In recent years however, the US has implemented fishing controls and opened up the fishery. The proposed quota for 2011 was 35.5 million pounds (16.1 million kg) with a trip limit of 4,000 pounds (1,800 kg), an increase over past years in which the quota has ranged from 5 million pounds (2.3 million kg) to 20 million pounds (9.1 million kg) with trip limits from 2,000 to 3,000 pounds (910 to 1,360 kg).[12] In 2010, NOAA announced the Eastern US Atlantic spiny dogfish stocks to be rebuilt[13] and in 2011 concerns about dogfish posing a serious predatory threat to other stocks resulted in an emergency amendment of the quota with nearly 15 million pounds (6.8 million kg) being added.[14]

Fossil range[edit]

As a cartilaginous fish, shark tissues usually do not fossilize.

Squalus acanthias fossils date back to the Miocene 11 MYA.[15]

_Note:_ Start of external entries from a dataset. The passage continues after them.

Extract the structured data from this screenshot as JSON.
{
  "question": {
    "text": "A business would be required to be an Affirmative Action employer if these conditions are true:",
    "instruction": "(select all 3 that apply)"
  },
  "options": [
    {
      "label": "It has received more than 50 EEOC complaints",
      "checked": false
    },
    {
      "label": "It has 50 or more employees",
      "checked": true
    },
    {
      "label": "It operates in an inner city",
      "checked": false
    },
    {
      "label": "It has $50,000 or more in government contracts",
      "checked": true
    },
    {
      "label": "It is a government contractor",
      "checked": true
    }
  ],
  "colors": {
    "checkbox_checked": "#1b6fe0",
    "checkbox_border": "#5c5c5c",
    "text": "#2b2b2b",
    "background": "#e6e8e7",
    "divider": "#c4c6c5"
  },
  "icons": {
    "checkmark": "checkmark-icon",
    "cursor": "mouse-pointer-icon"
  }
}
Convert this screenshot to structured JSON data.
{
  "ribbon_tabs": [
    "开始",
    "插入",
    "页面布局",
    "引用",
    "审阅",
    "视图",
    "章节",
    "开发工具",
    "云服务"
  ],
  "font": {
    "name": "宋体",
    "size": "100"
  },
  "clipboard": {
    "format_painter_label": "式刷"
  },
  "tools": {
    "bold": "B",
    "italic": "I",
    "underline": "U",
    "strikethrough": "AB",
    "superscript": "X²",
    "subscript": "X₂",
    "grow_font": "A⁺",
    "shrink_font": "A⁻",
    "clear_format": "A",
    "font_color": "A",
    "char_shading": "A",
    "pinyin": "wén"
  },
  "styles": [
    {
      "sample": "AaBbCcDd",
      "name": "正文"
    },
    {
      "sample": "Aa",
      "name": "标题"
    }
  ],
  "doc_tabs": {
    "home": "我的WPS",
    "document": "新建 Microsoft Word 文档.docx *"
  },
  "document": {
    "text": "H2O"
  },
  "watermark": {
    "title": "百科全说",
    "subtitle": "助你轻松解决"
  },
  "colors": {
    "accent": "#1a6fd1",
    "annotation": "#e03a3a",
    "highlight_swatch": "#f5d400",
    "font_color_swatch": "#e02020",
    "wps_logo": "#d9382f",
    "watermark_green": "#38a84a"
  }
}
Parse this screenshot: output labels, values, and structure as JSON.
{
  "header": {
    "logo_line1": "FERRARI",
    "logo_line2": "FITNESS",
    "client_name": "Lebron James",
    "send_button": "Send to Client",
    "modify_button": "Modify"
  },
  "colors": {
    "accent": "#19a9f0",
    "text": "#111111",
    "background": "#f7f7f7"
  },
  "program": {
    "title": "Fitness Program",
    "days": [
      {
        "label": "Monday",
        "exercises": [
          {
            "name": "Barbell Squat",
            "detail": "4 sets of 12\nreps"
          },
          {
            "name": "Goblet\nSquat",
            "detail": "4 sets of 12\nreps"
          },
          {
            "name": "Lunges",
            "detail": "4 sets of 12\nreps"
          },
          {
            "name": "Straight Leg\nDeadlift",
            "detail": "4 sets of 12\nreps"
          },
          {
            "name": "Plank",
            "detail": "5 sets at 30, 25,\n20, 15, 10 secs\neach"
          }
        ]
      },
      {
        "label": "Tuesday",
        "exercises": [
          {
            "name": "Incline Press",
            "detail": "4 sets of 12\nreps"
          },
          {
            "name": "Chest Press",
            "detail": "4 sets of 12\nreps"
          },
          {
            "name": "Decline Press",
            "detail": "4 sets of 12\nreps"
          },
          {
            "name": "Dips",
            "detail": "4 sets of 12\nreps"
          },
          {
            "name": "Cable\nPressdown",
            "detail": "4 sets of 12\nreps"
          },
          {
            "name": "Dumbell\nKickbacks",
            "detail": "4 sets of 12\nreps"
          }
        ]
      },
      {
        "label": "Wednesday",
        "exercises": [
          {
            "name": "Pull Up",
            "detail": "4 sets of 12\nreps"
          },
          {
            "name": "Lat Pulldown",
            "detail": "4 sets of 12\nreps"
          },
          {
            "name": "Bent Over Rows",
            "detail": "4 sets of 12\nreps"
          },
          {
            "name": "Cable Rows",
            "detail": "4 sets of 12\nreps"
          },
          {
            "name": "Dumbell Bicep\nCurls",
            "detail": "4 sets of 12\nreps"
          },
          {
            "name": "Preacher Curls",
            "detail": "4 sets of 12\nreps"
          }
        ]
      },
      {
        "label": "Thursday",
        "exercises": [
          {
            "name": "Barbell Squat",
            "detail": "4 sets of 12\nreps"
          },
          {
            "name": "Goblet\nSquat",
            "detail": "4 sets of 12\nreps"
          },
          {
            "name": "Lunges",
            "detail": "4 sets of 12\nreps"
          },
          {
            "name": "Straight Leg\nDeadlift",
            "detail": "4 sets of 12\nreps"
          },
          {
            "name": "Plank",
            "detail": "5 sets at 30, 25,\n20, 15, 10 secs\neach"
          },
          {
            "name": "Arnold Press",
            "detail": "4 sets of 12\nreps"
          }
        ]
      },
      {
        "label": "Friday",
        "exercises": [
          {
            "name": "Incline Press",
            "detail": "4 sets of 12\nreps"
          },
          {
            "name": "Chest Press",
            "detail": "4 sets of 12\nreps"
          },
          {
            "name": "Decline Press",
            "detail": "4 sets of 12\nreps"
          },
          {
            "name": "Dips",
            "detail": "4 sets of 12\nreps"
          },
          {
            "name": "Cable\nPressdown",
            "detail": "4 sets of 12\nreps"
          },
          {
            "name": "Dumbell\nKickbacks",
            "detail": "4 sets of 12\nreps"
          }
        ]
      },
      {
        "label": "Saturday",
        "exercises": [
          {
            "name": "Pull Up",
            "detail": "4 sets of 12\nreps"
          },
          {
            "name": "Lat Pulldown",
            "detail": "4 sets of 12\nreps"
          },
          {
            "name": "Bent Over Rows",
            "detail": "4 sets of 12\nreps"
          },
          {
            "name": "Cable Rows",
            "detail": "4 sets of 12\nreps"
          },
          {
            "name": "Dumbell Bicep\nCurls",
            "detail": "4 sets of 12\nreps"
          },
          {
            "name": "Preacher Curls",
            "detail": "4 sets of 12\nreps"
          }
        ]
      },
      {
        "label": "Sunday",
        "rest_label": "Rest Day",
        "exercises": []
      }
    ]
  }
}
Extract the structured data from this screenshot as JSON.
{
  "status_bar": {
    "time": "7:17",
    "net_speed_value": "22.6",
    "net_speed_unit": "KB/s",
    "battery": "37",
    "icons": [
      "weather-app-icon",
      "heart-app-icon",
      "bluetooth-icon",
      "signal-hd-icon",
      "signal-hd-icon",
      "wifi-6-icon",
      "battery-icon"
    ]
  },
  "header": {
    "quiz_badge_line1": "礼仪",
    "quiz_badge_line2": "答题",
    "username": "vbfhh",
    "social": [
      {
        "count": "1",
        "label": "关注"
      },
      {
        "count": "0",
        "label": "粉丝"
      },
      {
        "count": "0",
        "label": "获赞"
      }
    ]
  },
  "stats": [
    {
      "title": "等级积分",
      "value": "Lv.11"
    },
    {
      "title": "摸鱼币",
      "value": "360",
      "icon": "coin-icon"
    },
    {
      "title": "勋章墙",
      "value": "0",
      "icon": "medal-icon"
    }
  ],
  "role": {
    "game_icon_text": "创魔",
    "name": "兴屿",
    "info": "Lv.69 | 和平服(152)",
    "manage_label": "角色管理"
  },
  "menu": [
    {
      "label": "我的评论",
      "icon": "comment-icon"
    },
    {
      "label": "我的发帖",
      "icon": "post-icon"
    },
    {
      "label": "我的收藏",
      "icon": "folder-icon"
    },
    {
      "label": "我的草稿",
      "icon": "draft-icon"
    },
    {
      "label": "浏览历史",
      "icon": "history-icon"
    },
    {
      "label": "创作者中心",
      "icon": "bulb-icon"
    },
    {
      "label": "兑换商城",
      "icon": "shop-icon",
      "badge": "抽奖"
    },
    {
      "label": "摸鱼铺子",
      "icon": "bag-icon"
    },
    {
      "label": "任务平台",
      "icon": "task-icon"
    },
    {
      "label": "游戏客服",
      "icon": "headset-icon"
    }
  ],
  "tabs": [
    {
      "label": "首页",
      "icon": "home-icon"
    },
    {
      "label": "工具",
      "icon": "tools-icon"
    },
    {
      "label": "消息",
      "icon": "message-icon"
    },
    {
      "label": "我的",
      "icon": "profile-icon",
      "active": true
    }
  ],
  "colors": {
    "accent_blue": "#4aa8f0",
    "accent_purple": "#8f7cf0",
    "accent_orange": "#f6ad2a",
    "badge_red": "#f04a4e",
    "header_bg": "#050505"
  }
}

  1. ^ a b Fordham, S., Fowler, S.L., Coelho, R.P., Goldman, K. & Francis, M.P. (2016). "Squalus acanthias". IUCN Red List of Threatened Species. 20016: e.T91209505A2898271. doi:10.2305/IUCN.UK.2016-1.RLTS.T91209505A2898271.en.
  2. ^ Ebert, D. A.; White, W. T.; Goldman, K. J.; Compagno, L. J.; Daly-Engel, T. S. & Ward, R. D. (2010). "Resurrection and redescription of Squalus suckleyi (Girard, 1854) from the North Pacific, with comments on the Squalus acanthias subgroup (Squaliformes: Squalidae)". Zootaxa. 2612: 22–40.
  3. ^ Kindersley, Dorling (2001). Animal. New York City: DK Publishing. ISBN 978-0-7894-7764-4.
  4. ^ Jose I. Castro (2011). The Sharks of North America. Oxford University Press, USA. p. 58. ISBN 978-0-19-539294-4.
  5. ^ Spiny dogfish. Memorandum of Understanding on the Conservation of Migratory Sharks.
  6. ^ FAO (Food and Agriculture Organization of the United Nations) (2011). Yearbook of fishery and aquaculture statistics 2009. Capture production (PDF). Rome: FAO. pp. 302–303.
  7. ^ Katherine Sosebee; Paul Rago (December 2006). "Status of Fishery Resources off the Northeastern US: Spiny dogfish (Squalus acanthias)". NEFSC – Resource Evaluation and Assessment Division.
  8. ^ Wilcox, Meg (2017-07-04). "Dogfish — it's what's for dinner on the Cape". The Boston Globe. Retrieved 2017-07-05.
  9. ^ "Spurdog in the Northeast Atlantic" (PDF). Advice September 2011. ICES, Copenhagen. 2011. Retrieved 7 September 2012.[dead link]
  10. ^ Greenpeace International Seafood Red list Archived February 5, 2010, at the Wayback Machine.
  11. ^ Memorandum of Understanding on the Conservation of Migratory Sharks. PDF. Cms.int. Retrieved on 2016-11-14.
  12. ^ "Mid-Atlantic Council Adopts Increase in Spiny Dogfish Quotas". Atlantic Highlands Herald. 19 October 2011. Archived from the original on 2 November 2013.
  13. ^ NOAA Announces Recovery of Spiny Dogfish Stock. greateratlantic.fisheries.noaa.gov
  14. ^ "Threat of Dogfish Sharks Unite Commercial and Recreational Fishermen From Maine to North Carolina". FishNet USA via Prnewswire. May 4, 2009.
  15. ^ http://fossilworks.org/bridge.pl?a=taxonInfo&taxon_no=151823. Missing or empty |title= (help)

External links[edit]